Verizon also highlighted the key benefits it sees from moving from the non-standalone version of 5G to the standalone version, and launching a dedicated standalone 5G core to do so. The company said it would be able to dynamically allocate network resources to specific customers for specific applications, an offering that falls under the promise of “network slicing” in 5G. Verizon also said it would be able to handle real-time resource management in its radio access network, advanced network analytics, and a more scalable and cost-efficient network architecture, among other benefits.
However, Verizon declined to name its core vendors. “We have several infrastructure vendors on the core side all working together for the new core, so no single specific vendor to call out in this announcement,” a Verizon representative wrote in response to questions from Light Reading on the topic.
Verizon’s comments on standalone 5G (5G SA) largely dovetail with T-Mobile’s announcement on the topic in May. T-Mobile explained that standalone 5G “will eliminate the need for a midband LTE anchor, cutting out some of the limitations experienced today.”
All of the industry’s early 5G networks use the “non-standalone” version of 5G (5G NSA). That version requires a 4G LTE network to handle things like authentication. However, the “standalone” version of 5G eliminates that requirement, which ought to ease challenges such as the latency involved in handoffs from 4G to 5G and the intermodulation issues that can create signal distortion.
Standalone 5G is supported within the 3GPP’s new “Release 16” batch of technologies, finalized last week.
While T-Mobile and Verizon are clearly rushing toward the benefits of standalone 5G, AT&T is far more vague about its plans.
“AT&T is currently developing and testing our next-gen core (‘standalone 5G’), to enable cloud-native network function and network slicing, and we will continue investing in our network infrastructure to build out our 5G services,” an operator official wrote in response to questions from Light Reading. “Due to competitive sensitivities, we are not able to release the name of vendors we will use for our standalone core, nor are we able to release the names of vendors for our current core.”
The three big US operators aren’t the only ones moving to standalone 5G. For example, Dish Network has indicated it plans to launch a 5G core in at least one market this year Dish cannot use the non-standalone version of 5G because it does not operate a 4G LTE network.
Finally, one noteworthy development in the 5G market is the growing number of core vendors.

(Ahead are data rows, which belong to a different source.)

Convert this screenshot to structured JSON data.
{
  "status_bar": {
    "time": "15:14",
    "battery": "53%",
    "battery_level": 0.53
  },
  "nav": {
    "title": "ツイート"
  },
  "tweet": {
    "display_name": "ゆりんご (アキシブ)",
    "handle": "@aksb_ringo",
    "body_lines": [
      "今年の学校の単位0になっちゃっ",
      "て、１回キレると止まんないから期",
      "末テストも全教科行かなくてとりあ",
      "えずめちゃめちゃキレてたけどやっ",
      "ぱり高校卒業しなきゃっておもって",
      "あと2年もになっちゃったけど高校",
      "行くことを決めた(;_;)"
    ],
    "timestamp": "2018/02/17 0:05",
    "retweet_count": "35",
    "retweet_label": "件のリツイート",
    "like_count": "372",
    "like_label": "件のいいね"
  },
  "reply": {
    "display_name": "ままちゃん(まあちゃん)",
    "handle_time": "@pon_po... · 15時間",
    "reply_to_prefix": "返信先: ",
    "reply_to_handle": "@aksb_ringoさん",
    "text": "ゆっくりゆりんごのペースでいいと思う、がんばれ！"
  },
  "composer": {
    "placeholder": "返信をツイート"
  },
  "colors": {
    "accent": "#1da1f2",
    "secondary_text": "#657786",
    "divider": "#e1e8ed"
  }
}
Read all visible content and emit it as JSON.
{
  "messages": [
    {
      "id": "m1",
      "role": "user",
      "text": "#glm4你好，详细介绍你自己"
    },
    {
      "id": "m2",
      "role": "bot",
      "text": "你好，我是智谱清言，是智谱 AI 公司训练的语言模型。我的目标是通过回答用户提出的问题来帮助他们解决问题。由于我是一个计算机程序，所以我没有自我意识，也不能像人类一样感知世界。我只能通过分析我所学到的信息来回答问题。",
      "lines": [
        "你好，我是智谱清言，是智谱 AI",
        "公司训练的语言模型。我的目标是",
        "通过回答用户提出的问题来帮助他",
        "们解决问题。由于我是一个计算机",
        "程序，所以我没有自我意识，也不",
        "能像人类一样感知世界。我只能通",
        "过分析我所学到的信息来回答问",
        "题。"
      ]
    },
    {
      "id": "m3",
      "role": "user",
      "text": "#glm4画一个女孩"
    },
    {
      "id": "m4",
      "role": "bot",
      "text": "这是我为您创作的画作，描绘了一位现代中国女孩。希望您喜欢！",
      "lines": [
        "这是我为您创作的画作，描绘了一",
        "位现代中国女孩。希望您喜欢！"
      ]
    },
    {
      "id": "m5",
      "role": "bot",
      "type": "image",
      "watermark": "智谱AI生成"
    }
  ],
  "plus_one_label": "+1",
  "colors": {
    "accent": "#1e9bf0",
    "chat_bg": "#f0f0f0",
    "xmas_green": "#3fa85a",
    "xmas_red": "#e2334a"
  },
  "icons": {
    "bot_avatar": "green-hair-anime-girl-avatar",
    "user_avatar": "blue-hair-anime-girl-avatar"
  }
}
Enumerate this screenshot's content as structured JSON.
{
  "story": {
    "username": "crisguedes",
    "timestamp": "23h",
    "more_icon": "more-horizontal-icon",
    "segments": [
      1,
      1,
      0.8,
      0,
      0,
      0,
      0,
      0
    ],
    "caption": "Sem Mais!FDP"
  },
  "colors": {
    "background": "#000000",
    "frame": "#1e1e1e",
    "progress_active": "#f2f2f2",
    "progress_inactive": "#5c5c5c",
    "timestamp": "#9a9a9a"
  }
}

As noted by research and consulting firm Dell’Oro, Ericsson and Huawei command fully half of the $8 billion market for mobile cores, with Nokia, ZTE and Cisco trailing behind. But the 5G market is opening up new possibilities including the potential of private 5G networks operated by the likes of mining or manufacturing companies which is drawing in core vendors ranging from Oracle to HPE to Mavenir to Microsoft.